I tell no lies that before I found trail running I actually had to remove a rock from my 12 year old daughters leg. At the sight of the tick being removed with its head still wriggling, she promptly projective vomited across the room. This was my first experience of these horrible creatures but by far my last. I don’t tend to suffer with many of the grotesque parasites but I’m regularly pulling them out of the dog who does love to run through anything other than the path! If you’re a trail runner, we recommend investing in a tick tool and learning how to remove them.

It doesn’t really matter what type you buy. It’s personal preference. I tend to favour the metal ones, a bit like tweezers but there are plastic versions and card style tick tools too.


I was overtaken by an ultrarunner recently during a race. She looked like she meant business and I gave her the nod of appreciation as she ran past me on a gravel path. This admiration soon turned to amusement as I got to a muddy ditch only to find her trying desperately to go around the mud without getting muddy feet. Me? I just stomped straight through it and went on past her (no I was not smug). This was not always the case. in fact, I’d admit to being a proper wetty when it came to mud in the early days. Now, it’s not a real Sunday if I don’t have to spend 10-15 minutes scrubbing my feet in the shower and finding somewhere to dry my muddy trail shoes. While we are on the subject of drying trail shoes, did you know, you can actually buy a shoe dryer! We weren’t aware of this until someone commented on a blog we’d written about cleaning muddy trail shoes!

Falling Over

Are you even a trail runner if you haven’t fallen over? Only this weekend at a wet and misty trail half in the Black Mountains, I ended up on my arse on a mudslide down to the finish. Top tip – don’t try and grab stingers to break your fall. It hurts and it doesn’t help. This also goes for brambles.

You can try grabbing on to overhanging branches but that rarely helps either. Luckily on this occasion, it was only my ego that got slightly dented – actually, I don’t even think I cared enough at that point. I have fallen over plenty of times now. My first fall was over a dried cowpat. A particularly proud achievement with a scar on my knee to remind me for all time. In my defence, I was distracted by my running comrade who exclaimed “look at that great view of Glastonbury Tor”. Anyway, the next moment I was faceplanting – thankfully away from the cow pat!

The Time it Takes

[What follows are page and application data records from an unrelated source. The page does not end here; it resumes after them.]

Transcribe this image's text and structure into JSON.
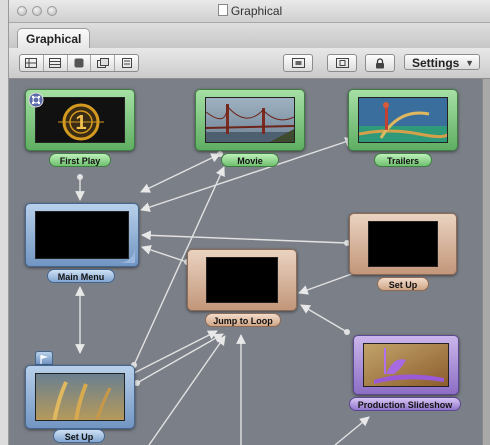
{
  "window": {
    "title": "Graphical",
    "tab": "Graphical"
  },
  "toolbar": {
    "view_buttons": [
      "grid-view-icon",
      "list-view-icon",
      "menu-view-icon",
      "slideshow-view-icon",
      "script-view-icon"
    ],
    "right_buttons": [
      "fit-view-icon",
      "zoom-view-icon",
      "lock-icon"
    ],
    "settings_label": "Settings"
  },
  "nodes": {
    "first_play": {
      "label": "First Play",
      "color": "#5fae63",
      "icon": "film-leader-icon",
      "leader_number": "1"
    },
    "movie": {
      "label": "Movie",
      "color": "#5fae63",
      "icon": "bridge-thumbnail"
    },
    "trailers": {
      "label": "Trailers",
      "color": "#5fae63",
      "icon": "trailers-thumbnail"
    },
    "main_menu": {
      "label": "Main Menu",
      "color": "#7195c2",
      "icon": "menu-thumbnail"
    },
    "set_up_right": {
      "label": "Set Up",
      "color": "#c2977a",
      "icon": "script-thumbnail"
    },
    "jump_to_loop": {
      "label": "Jump to Loop",
      "color": "#c2977a",
      "icon": "script-thumbnail"
    },
    "production_slideshow": {
      "label": "Production Slideshow",
      "color": "#8c6ec5",
      "icon": "slideshow-thumbnail"
    },
    "set_up_bottom": {
      "label": "Set Up",
      "color": "#7195c2",
      "icon": "wheat-thumbnail"
    }
  }
}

I am not sure whether this is a bad thing or that it can be included on a list of negatives of trail running. I guess what I mean is how much of your time it requires. Sometimes, when I am training for a big race, I feel guilty for the amount of time I am out of the house. What takes 2 hours on the road, and means I can run from my door, often takes 3 hours off road and involves travelling to a trail. A 30 mile training run off road in the worst conditions can take around 6 hours. It’s one of the reasons we like back to back runs – you can shorten the time out but then you are out for two days. Of course, it is more than made up for by the views and the enjoyment of running the trails. That said, often, a few hours on the trails is enough to recharge the batteries and set you up for the week ahead.

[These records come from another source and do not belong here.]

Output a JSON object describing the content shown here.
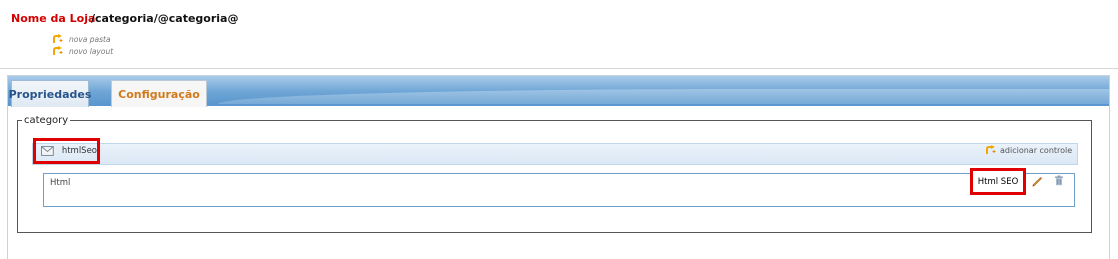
{
  "header": {
    "store_name": "Nome da Loja",
    "path": "/categoria/@categoria@",
    "links": [
      {
        "label": "nova pasta",
        "icon": "add-arrow-icon"
      },
      {
        "label": "novo layout",
        "icon": "add-arrow-icon"
      }
    ]
  },
  "tabs": [
    {
      "label": "Propriedades",
      "active": false
    },
    {
      "label": "Configuração",
      "active": true
    }
  ],
  "category": {
    "legend": "category",
    "control_name": "htmlSeo",
    "control_icon": "mail-icon",
    "add_control_label": "adicionar controle",
    "row": {
      "type_label": "Html",
      "name_label": "Html SEO",
      "actions": [
        "edit-icon",
        "delete-icon"
      ]
    }
  },
  "colors": {
    "store_name": "#d40000",
    "active_tab_text": "#d07a1c",
    "tab_text": "#27548a",
    "highlight_box": "#e00000",
    "tab_bar": "#6fa6d6"
  }
}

Being Injured

OK so being injured should be top of the list instead of brambles really! Being injured is definitely top of the list of the things we hate about running. Not being able to run is far worse than any of the above. Tell us if you disagree.

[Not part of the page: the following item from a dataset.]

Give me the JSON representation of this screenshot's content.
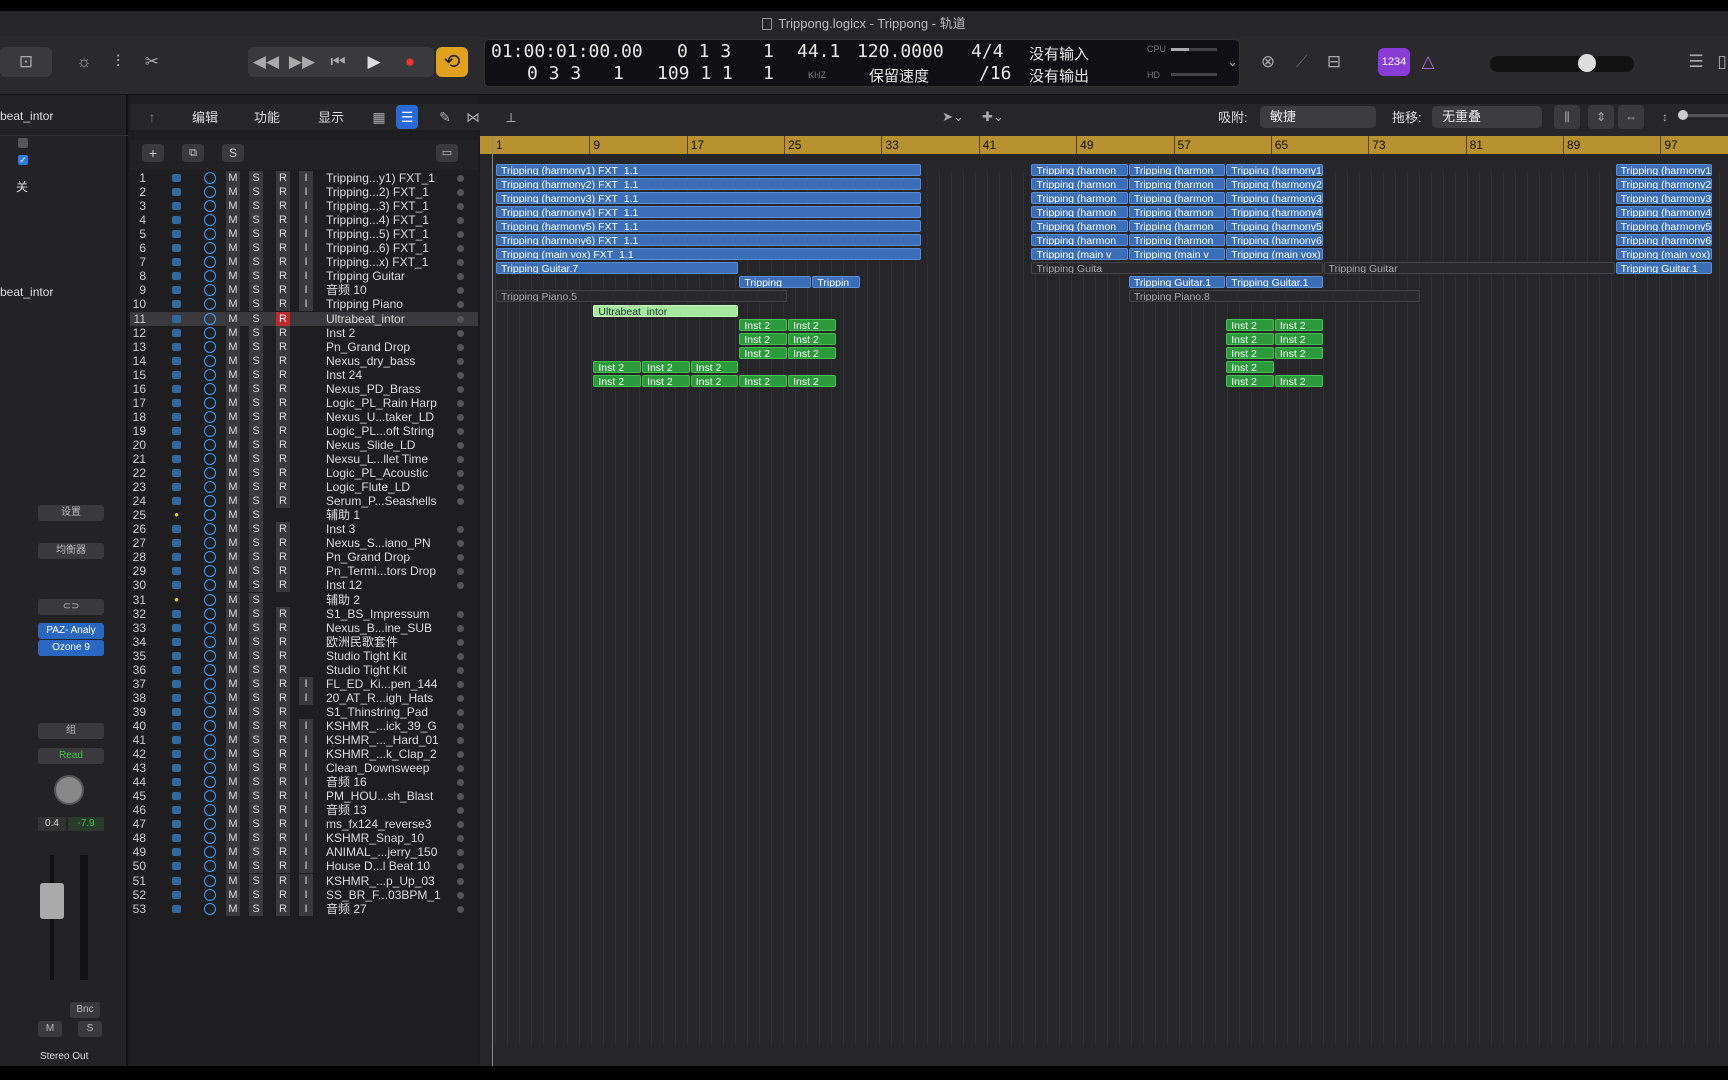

Now, you probably have your won peeves, or have discovered some negatives of trail running. We aren’t having a huge moan. It’s rather tongue in cheek but we’d love to hear what tops your list!